Step 61: Disability Insurance

Step 61 of the 100 Steps to Financial Independence: Disability Insurance
Step 61 of the 100 Steps: Disability Insurance

A disability insurance provides you with financial compensation in the event of a disability that stops you from going back to work. It covers your future wage by paying a certain percentage of your wage, often around 60-70%,  either until you are able to go back to work again or for as long as the policy contracted states that you are entitled to the compensation.

There could be several reasons for somebody being unable to work, including illness, medical conditions or after an accident. The difference with a medical insurance is that the latter only covers your medical bills, not the fact that you no longer have an income to support you financially. In some cases and countries social security might offer a disability coverage, but conditions vary greatly and it might not kick in until after a certain time, sometimes not even til after a year.

Do you need disability insurance?

The chances of becoming disabled before retirement age can be 2 – 3 times higher than the odds of dying before retirement age so there is a relatively big chance you might become disabled at some point. Due to this high chance, disability insurance tends to be fairly expensive. There are several situations in which you might not need disability insurance, including: Continue reading

Step 31: Understand you will never have enough money

Step 31 of the 100 steps mission to financial independence: Understand you will never have enough money
Step 31: Understand you will never have enough money

No matter at what stage in your life you are, you probably feel that you don’t have enough money to live the lifestyle you truly aspire, let alone to behave (even more) sensibly with your money. When planning out, or even just thinking about, putting money aside to save, invest or pay off a debt, it is tempting to justify holding off making that sacrifice until you…. (insert excuse here).

Until you earn more? Until you’ve finished your post-grad course? Until you are married? Until you have bought a house?  Until your children are independent?
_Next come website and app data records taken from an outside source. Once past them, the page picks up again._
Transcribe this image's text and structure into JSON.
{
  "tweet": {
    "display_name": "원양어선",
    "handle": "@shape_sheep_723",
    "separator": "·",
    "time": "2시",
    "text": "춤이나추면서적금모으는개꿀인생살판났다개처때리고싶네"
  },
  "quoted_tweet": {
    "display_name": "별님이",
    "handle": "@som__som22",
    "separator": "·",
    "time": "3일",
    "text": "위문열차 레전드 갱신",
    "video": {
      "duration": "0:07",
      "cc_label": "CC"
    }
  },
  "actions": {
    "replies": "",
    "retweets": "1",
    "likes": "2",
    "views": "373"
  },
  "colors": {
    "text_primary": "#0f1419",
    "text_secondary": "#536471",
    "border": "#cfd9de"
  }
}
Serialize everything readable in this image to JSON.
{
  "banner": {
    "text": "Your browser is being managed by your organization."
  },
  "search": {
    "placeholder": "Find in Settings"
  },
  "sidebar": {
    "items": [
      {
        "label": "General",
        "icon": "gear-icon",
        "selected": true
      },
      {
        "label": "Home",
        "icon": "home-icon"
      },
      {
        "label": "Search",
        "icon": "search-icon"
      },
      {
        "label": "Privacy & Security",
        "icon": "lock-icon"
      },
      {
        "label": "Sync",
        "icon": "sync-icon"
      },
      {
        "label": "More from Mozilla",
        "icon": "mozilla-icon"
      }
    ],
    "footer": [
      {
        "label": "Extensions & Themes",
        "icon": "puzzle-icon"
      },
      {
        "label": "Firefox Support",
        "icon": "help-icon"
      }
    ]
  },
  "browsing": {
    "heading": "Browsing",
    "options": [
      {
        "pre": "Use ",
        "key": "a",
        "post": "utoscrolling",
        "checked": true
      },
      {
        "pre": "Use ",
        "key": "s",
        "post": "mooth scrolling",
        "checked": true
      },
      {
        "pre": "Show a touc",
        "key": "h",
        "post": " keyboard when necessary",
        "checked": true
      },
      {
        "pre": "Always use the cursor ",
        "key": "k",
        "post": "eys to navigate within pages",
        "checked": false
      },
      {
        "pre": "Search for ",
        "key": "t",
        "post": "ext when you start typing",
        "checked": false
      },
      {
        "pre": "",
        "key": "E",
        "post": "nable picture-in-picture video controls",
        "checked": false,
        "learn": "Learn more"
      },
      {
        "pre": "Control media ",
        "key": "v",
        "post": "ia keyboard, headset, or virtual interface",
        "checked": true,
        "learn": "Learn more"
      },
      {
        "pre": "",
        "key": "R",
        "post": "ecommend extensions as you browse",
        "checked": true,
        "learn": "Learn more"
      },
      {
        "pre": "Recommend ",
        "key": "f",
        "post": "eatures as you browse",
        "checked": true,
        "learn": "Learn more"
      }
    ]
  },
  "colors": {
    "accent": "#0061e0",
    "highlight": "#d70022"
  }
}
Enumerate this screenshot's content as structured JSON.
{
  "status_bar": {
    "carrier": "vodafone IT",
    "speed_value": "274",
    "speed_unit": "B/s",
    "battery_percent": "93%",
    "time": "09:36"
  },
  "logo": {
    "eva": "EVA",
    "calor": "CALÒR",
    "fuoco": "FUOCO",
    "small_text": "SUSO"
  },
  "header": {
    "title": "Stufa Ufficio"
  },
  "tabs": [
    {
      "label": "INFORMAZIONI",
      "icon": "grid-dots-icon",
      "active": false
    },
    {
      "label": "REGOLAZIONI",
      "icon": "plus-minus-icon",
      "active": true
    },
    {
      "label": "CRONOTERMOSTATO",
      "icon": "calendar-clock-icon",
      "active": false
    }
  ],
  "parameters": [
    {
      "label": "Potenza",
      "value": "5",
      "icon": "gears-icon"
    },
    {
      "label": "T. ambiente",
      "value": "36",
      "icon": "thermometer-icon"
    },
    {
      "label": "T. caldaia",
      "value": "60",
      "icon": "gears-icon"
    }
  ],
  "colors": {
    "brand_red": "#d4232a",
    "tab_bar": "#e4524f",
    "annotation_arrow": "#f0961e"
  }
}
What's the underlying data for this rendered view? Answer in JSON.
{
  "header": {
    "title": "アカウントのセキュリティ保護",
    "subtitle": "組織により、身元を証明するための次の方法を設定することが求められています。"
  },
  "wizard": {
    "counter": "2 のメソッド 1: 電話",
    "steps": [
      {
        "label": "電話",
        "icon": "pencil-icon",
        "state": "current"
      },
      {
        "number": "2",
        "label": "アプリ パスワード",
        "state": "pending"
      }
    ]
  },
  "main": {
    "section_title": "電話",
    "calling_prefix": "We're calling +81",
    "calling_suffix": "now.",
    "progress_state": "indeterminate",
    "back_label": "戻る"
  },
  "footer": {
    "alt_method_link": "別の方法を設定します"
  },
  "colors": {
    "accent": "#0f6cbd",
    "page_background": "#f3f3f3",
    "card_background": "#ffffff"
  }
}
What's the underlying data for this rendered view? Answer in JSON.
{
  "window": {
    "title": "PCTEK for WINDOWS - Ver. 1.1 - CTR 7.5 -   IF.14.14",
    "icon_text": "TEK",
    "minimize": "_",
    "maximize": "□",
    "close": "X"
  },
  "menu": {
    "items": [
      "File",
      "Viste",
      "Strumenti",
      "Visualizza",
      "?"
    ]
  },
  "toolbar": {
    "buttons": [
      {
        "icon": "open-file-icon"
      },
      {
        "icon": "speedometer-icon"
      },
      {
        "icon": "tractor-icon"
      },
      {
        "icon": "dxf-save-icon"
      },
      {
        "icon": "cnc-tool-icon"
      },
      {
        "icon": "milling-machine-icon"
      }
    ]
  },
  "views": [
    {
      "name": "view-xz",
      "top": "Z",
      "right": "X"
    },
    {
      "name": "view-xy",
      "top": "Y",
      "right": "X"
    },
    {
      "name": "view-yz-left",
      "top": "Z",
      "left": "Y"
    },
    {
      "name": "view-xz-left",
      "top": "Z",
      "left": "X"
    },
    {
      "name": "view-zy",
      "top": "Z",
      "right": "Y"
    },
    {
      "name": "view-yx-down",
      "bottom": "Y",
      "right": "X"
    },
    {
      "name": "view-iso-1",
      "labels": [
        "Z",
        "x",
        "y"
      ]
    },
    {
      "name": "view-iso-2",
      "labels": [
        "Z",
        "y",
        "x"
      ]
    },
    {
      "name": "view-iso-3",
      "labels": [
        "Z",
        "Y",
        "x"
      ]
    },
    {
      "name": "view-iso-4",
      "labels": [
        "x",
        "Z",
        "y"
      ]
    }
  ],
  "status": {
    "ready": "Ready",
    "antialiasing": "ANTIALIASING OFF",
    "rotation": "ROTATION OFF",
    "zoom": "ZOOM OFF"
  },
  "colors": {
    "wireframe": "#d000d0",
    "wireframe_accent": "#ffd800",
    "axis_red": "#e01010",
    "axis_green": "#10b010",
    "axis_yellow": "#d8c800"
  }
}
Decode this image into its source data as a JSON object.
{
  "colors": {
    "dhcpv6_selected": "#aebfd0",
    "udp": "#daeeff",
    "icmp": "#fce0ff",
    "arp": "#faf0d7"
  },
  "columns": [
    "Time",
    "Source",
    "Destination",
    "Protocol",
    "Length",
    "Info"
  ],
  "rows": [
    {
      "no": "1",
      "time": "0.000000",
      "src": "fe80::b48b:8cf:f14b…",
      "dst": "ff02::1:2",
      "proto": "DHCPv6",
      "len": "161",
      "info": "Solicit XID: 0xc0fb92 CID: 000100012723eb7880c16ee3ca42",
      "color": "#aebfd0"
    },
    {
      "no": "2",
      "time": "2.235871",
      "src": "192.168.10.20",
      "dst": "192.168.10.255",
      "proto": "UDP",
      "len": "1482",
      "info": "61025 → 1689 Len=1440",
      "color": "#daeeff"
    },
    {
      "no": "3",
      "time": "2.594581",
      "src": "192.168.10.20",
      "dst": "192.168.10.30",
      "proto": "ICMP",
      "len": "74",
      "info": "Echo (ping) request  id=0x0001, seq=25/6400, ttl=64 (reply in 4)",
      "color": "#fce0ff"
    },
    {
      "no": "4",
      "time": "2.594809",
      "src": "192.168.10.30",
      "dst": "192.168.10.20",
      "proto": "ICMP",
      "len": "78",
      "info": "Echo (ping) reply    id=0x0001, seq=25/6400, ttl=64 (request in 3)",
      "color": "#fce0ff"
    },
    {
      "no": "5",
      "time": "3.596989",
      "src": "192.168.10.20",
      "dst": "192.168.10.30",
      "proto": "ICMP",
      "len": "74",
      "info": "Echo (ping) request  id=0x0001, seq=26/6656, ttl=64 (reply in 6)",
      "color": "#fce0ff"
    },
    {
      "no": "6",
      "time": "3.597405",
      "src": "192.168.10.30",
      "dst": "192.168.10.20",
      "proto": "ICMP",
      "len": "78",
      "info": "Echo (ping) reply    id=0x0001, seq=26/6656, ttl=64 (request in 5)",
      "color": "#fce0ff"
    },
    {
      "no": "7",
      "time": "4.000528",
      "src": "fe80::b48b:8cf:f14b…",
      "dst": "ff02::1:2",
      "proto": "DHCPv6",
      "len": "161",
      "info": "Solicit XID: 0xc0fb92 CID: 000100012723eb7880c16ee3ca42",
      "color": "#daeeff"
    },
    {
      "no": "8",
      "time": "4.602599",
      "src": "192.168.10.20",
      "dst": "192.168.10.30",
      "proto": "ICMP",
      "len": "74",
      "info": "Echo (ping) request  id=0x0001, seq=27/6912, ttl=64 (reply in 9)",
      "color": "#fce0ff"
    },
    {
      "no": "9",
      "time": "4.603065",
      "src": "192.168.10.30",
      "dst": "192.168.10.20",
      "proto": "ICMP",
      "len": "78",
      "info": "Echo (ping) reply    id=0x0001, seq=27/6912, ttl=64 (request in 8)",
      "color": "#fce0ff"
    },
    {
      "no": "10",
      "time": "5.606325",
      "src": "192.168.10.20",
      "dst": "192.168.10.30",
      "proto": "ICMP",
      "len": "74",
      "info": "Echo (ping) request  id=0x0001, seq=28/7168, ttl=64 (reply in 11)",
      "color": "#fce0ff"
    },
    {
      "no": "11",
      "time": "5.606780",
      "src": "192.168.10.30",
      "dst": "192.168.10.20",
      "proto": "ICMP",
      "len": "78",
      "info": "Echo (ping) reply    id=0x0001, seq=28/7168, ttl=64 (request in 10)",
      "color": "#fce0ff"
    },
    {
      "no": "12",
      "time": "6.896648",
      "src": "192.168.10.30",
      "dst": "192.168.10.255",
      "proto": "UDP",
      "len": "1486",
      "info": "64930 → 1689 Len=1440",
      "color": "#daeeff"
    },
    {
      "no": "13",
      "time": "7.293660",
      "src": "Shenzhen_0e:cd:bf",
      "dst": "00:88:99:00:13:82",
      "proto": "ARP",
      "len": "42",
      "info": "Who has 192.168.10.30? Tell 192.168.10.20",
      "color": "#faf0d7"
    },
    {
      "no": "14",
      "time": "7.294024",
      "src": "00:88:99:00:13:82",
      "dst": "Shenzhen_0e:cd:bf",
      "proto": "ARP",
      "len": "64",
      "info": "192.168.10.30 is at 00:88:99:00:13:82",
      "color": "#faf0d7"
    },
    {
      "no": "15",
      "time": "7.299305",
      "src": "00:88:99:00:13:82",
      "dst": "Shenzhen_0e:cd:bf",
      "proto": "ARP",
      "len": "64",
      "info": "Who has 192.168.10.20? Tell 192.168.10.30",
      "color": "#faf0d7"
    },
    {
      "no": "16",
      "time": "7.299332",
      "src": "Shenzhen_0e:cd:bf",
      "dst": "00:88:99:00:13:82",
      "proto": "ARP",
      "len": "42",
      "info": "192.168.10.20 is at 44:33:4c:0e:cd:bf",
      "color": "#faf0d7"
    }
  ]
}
You can come up with a billion reasons here, many of them probably valid in their own way, so let’s look at some of the most common excuses, so you can appreciate that with every change in your life, your spending patterns will most likely also change.

There are two main reasons why this thinking pattern of “I will start saving when…” never really works: Continue reading